Soda bread and cheese - a light lunch

To make the soda bread my starting ingredients were lait ribot, a Breton fermented buttermilk, and a coarse stoneground wholemeal flour from Mount Pleasant Windmill of Kirton-in-Lindsey, Lincolnshire, "specially milled for soda bread". The flour was somewhat past its sell-by date, and featured the odd bit of stalk as well as grain, but it was still perfectly OK. I mixed it half and half with spelt flour, having learned from my long-ago efforts with wholemeal bread which could have been used to build walls.


The French equivalent of wholemeal flour bears the code T150, for farine de blé complète.  We have T150 flour from Le Moulin Boutard, the last watermill operating today in Bourgueil.

It is increasingly common to find artisanal flour at farm shops, farmers' markets and producer co-operatives like the Biocoops, and TerreyFruits in Descartes. In seeking to diversify, cereal farmers such as the DuBois family at La Ratinière, Civray sur Esves, are investing in a compact milling setup to produce their own flour. This is even more marketable if they have AB (organic) status.

Fresh flour stone ground on the farm

A "combimoulin" has a set of millstones connected to a flour grader. The model on the flour packet above is "The Villandry". The whole operation is so compact that the producer can take a complete working demonstration of their products to agricultural fairs, farm open days etc. We saw this one in action at the environment fair in Le Blanc this summer.

Back to the soda bread - did you know that it's not of Irish origin at all, but was first baked by Native Americans using wood ash as a source of potassium carbonate? It's in Wikipedia so it must be true.

The recipe is based on that in "Best Ever Baking" by Carole Clements. In this recipe, fermented buttermilk provides the acid that reacts with baking soda (sodium bicarbonate) to generate carbon dioxide bubbles that make the bread rise. The dough is kneaded before going into the oven. You're often told not to knead soda bread, as it knocks the bubbles out of it. This bread rose nicely and was still moist on the third day - all too often, soda bread resembles a sanding block after a day.

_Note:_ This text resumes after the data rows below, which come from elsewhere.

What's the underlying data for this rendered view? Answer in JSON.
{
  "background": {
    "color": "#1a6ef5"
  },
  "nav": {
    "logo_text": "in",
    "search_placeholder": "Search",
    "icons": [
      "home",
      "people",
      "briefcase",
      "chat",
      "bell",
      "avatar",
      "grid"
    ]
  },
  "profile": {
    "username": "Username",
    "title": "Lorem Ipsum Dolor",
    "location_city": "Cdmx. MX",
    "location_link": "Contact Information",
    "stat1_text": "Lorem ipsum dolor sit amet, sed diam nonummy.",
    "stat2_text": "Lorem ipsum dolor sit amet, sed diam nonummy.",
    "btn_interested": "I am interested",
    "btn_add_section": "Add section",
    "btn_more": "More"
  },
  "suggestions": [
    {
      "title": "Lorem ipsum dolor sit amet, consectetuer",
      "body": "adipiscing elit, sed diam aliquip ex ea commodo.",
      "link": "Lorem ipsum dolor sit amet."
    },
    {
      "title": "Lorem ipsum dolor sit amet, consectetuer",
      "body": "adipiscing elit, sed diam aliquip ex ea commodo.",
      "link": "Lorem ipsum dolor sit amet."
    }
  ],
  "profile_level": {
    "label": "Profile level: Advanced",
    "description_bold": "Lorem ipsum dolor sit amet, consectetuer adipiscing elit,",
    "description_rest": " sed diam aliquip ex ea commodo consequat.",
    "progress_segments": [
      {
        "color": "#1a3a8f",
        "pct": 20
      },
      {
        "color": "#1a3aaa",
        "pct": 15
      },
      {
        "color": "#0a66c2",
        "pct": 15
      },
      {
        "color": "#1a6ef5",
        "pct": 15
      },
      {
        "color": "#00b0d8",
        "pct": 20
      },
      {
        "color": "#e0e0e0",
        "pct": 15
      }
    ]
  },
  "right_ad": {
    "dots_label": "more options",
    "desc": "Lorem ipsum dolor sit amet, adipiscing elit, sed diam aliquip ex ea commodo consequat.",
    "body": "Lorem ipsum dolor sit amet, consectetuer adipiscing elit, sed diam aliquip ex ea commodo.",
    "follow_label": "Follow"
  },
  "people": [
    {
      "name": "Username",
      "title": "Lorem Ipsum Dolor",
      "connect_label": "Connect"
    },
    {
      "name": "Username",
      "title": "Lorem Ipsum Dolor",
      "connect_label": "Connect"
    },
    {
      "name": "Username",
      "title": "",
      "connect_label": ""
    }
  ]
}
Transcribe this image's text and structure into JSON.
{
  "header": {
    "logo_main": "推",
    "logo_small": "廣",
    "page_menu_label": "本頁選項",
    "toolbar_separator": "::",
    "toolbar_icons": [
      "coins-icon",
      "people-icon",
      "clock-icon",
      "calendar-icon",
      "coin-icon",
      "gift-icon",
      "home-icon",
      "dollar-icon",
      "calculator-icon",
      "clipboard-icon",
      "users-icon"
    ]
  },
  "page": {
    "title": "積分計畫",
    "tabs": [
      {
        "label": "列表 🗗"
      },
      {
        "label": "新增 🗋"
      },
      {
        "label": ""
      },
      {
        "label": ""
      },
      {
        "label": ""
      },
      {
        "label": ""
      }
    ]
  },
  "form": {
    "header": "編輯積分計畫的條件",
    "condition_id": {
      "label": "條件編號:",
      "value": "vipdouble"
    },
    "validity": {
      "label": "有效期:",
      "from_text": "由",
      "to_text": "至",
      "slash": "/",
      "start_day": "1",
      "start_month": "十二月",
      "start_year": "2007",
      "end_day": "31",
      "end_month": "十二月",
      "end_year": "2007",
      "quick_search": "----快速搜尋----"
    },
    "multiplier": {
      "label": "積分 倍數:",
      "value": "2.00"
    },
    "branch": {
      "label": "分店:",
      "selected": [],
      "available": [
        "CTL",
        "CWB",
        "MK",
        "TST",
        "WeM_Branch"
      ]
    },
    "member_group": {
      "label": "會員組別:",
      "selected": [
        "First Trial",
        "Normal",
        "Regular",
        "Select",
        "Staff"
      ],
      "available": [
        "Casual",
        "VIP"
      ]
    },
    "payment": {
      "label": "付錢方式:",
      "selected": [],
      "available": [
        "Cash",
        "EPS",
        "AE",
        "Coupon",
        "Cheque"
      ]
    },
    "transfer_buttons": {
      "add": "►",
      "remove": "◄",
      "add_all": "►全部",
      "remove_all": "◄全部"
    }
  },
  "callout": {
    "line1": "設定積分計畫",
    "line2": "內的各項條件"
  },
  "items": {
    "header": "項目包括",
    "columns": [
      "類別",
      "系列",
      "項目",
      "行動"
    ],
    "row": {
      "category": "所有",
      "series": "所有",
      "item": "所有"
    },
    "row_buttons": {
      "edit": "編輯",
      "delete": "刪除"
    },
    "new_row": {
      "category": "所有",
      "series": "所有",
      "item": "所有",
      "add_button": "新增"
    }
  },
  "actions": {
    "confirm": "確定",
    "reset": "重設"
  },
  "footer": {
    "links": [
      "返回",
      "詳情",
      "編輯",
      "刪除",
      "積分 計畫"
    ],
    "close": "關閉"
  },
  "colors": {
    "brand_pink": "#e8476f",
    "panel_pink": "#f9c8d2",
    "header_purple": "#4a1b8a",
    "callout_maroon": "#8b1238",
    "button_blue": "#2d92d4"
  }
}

Spelt flour, if you can get it, helps any bread to rise well. If you can't, use ordinary plain flour. For a lighter texture, increase the proportion of spelt flour to wholemeal.

8 oz/220gm spelt flour (or plain flour)
8 oz/220gm coarsely ground wholemeal flour
1½ tsp bicarbonate of soda
½ tsp salt
1 oz /30gm butter or margarine, melted, at room temperature
10 fl oz/300ml buttermilk, or lait ribot (Breton: laezh-ribod), or tykmaelk (Danish) or runny yoghurt
1 tbsp plain flour, for dusting
Oven temperature 200°C/400°F/Gas Mark 6
Lightly grease a baking tray.
Stir together the flours, soda and salt. Make a well in the centre and pour in the butter and buttermilk. Using a fork, gradually mix in the flour, working outwards from the centre of the bowl until all the flour is incorporated into a fairly soft dough.
Flour a work surface and your hands. Form the mixture into a ball and place it on the work surface. Knead the dough for three minutes, flouring the surface again if the dough sticks. Form the dough into a flattened ball and place it on the tray. Using a sharp knife, cut a cross in the top of the ball to divide it into four portions. Dust with a little more flour.
Bake towards the top of the oven for 40 - 50 minutes, until brown. Check that the loaf is done by taking it out of the oven and rapping it underneath with your knuckles. If it sounds hollow, it's done.

Well risen

Take a chunk

What's next, I wonder?
Have a good Christmas!

1 comment:

Ken Broadhurst said...

Merry Christmas, Pauline and Tim.

Soda bread -- good idea. Thanks.